Last week I was caught up in some horrendous traffic as I was going to pick up my two wee boys from Childcare. That day (it was Thursday), I was out of sorts and not feeling particularly motivated – as a result, I didn’t do my usual hospital rounds on Thursday afternoon, instead putting it off til Friday and going home an hour early to do some housework in the quiet time before the kids got home. As I was driving to the Childcare centre I thought – wow – isn’t the traffic bad at this time of the afternoon?
Then I saw the police lights up ahead. As I got closer I could see that the cars that would normally go along past the hospital were all being diverted on an alternate route. As I got closer still I saw the fire engine and the ambulance up ahead at the pedestrian crossing – and my heart filled with dread. I turned the radio over to the local ABC station to hear what the traffic report was – hoping like anything that it was just a multi-car accident and that no one had been seriously hurt. That set of traffic lights where the crossing is, is a bit notorious for accidents. The one right outside the hospital emergency department where all the staff come out each afternoon around 5 pm and cross the road to the staff parking across from the hospital.

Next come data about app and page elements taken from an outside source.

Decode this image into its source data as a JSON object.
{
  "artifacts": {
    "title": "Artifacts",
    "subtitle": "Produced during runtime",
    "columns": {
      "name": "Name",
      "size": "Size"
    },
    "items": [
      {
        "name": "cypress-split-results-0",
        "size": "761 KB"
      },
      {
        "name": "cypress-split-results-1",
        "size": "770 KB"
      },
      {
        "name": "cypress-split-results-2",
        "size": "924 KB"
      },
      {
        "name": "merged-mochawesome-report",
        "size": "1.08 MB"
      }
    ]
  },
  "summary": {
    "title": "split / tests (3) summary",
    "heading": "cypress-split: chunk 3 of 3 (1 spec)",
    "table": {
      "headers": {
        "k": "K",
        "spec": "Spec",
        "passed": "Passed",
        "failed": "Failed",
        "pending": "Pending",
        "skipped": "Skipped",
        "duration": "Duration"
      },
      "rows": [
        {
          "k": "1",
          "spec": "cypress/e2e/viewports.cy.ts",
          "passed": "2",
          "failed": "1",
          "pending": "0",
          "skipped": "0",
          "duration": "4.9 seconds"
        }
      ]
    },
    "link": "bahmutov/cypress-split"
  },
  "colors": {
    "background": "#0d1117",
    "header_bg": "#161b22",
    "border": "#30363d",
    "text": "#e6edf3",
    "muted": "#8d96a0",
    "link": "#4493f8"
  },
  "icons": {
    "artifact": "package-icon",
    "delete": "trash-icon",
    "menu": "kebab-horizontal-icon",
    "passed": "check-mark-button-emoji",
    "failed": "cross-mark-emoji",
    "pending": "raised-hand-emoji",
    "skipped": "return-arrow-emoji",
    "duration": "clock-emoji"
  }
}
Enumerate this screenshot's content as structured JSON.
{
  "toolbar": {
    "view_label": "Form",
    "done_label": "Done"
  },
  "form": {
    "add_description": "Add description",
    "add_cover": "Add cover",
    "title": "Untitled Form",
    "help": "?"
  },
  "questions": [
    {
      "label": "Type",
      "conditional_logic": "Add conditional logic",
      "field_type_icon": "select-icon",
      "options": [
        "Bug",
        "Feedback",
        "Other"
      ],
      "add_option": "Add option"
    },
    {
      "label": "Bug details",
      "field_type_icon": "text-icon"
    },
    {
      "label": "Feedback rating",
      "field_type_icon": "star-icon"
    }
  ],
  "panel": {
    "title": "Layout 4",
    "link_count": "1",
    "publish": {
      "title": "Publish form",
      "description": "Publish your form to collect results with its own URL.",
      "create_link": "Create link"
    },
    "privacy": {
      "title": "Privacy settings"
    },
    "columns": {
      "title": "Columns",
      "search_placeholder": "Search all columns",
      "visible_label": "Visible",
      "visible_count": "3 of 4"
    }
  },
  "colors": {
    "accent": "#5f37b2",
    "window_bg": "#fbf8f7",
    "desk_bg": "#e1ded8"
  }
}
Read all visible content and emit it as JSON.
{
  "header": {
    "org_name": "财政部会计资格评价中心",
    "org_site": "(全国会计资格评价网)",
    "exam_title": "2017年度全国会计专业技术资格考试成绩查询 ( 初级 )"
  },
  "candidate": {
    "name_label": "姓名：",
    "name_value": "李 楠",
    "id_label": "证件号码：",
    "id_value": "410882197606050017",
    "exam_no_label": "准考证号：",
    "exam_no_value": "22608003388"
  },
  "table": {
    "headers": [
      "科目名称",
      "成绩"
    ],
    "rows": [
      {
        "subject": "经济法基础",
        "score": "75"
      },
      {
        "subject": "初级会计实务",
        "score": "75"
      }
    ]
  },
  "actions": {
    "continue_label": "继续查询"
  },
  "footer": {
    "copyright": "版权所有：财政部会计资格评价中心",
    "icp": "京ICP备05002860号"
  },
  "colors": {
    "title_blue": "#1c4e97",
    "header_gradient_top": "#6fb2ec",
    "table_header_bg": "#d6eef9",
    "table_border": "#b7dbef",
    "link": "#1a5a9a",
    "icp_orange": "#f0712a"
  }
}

Then the news hit the radio that there had been a pedestrian fatality at the crossing and that was why the traffic was so heavy. At that point my heart lept up into my throat – I know SO many people who work in that hospital. When I worked there I used to use that crossing daily – as many of my ex-colleagues still do. I just couldn’t stop thinking about the fact that the reason an innocent person had died that afternoon was because another person had acted so stupidly by running a red light. By not thinking about how their reckless actions might hurt someone else.
The lady who died was not one of my ex-colleagues but there is such a camaraderie between those who work in the close knit community of the hospital that it doesn’t matter. Many of us spent the next few days grieving for her and her family.
I asked my husband the next afternoon when we were driving to collect the boys from childcare in a pondering kind of way – How can we bring our kids up to have strong values and sensibilities of judgement, compassion and empathy for others and an understanding of the consequences of their actions? I don’t think I could bear it if this person who acted so recklessly was one of my children.
I grew up afraid of authority and fearful of getting into trouble. I toed the line for that reason – in part I think it was because I didn’t want to do anything that would have dissapointed my mum.
My Husband’s reply was that all we can do is set a good example and keep doing what we do – hoping that we will shape our boys into respectable young men who have a strong social conscious.
Keep on keeping on then I say!